[[ Provided information, beginning ]]

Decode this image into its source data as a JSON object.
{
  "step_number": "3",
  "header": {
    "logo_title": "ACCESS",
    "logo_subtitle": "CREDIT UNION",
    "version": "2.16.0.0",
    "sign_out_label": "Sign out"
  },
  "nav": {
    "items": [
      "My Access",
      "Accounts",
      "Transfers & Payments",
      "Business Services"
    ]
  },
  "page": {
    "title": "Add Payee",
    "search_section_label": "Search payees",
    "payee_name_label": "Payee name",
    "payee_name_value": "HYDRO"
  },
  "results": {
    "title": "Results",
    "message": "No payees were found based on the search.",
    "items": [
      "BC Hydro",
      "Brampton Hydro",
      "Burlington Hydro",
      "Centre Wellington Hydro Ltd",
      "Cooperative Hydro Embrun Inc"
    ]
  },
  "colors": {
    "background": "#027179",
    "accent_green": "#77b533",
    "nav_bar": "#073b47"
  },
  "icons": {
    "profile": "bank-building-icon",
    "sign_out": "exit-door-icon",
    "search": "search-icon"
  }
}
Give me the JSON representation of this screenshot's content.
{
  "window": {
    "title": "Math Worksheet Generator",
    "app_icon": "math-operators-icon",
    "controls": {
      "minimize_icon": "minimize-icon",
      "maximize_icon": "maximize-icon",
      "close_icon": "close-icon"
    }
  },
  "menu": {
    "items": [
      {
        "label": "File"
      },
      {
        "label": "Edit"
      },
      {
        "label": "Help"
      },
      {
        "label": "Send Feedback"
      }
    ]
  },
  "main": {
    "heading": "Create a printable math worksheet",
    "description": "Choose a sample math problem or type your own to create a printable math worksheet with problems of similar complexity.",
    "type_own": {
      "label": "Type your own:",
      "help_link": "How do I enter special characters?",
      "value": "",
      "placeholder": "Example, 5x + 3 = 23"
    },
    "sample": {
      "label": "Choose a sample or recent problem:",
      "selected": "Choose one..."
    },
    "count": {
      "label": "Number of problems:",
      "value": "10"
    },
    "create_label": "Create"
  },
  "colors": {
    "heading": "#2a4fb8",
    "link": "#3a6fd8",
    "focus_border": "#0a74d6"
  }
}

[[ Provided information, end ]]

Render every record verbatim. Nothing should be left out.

Decode this image into its source data as a JSON object.
{
  "step_number": "3",
  "header": {
    "logo_title": "ACCESS",
    "logo_subtitle": "CREDIT UNION",
    "version": "2.16.0.0",
    "sign_out_label": "Sign out"
  },
  "nav": {
    "items": [
      "My Access",
      "Accounts",
      "Transfers & Payments",
      "Business Services"
    ]
  },
  "page": {
    "title": "Add Payee",
    "search_section_label": "Search payees",
    "payee_name_label": "Payee name",
    "payee_name_value": "HYDRO"
  },
  "results": {
    "title": "Results",
    "message": "No payees were found based on the search.",
    "items": [
      "BC Hydro",
      "Brampton Hydro",
      "Burlington Hydro",
      "Centre Wellington Hydro Ltd",
      "Cooperative Hydro Embrun Inc"
    ]
  },
  "colors": {
    "background": "#027179",
    "accent_green": "#77b533",
    "nav_bar": "#073b47"
  },
  "icons": {
    "profile": "bank-building-icon",
    "sign_out": "exit-door-icon",
    "search": "search-icon"
  }
}
Give me the JSON representation of this screenshot's content.
{
  "window": {
    "title": "Math Worksheet Generator",
    "app_icon": "math-operators-icon",
    "controls": {
      "minimize_icon": "minimize-icon",
      "maximize_icon": "maximize-icon",
      "close_icon": "close-icon"
    }
  },
  "menu": {
    "items": [
      {
        "label": "File"
      },
      {
        "label": "Edit"
      },
      {
        "label": "Help"
      },
      {
        "label": "Send Feedback"
      }
    ]
  },
  "main": {
    "heading": "Create a printable math worksheet",
    "description": "Choose a sample math problem or type your own to create a printable math worksheet with problems of similar complexity.",
    "type_own": {
      "label": "Type your own:",
      "help_link": "How do I enter special characters?",
      "value": "",
      "placeholder": "Example, 5x + 3 = 23"
    },
    "sample": {
      "label": "Choose a sample or recent problem:",
      "selected": "Choose one..."
    },
    "count": {
      "label": "Number of problems:",
      "value": "10"
    },
    "create_label": "Create"
  },
  "colors": {
    "heading": "#2a4fb8",
    "link": "#3a6fd8",
    "focus_border": "#0a74d6"
  }
}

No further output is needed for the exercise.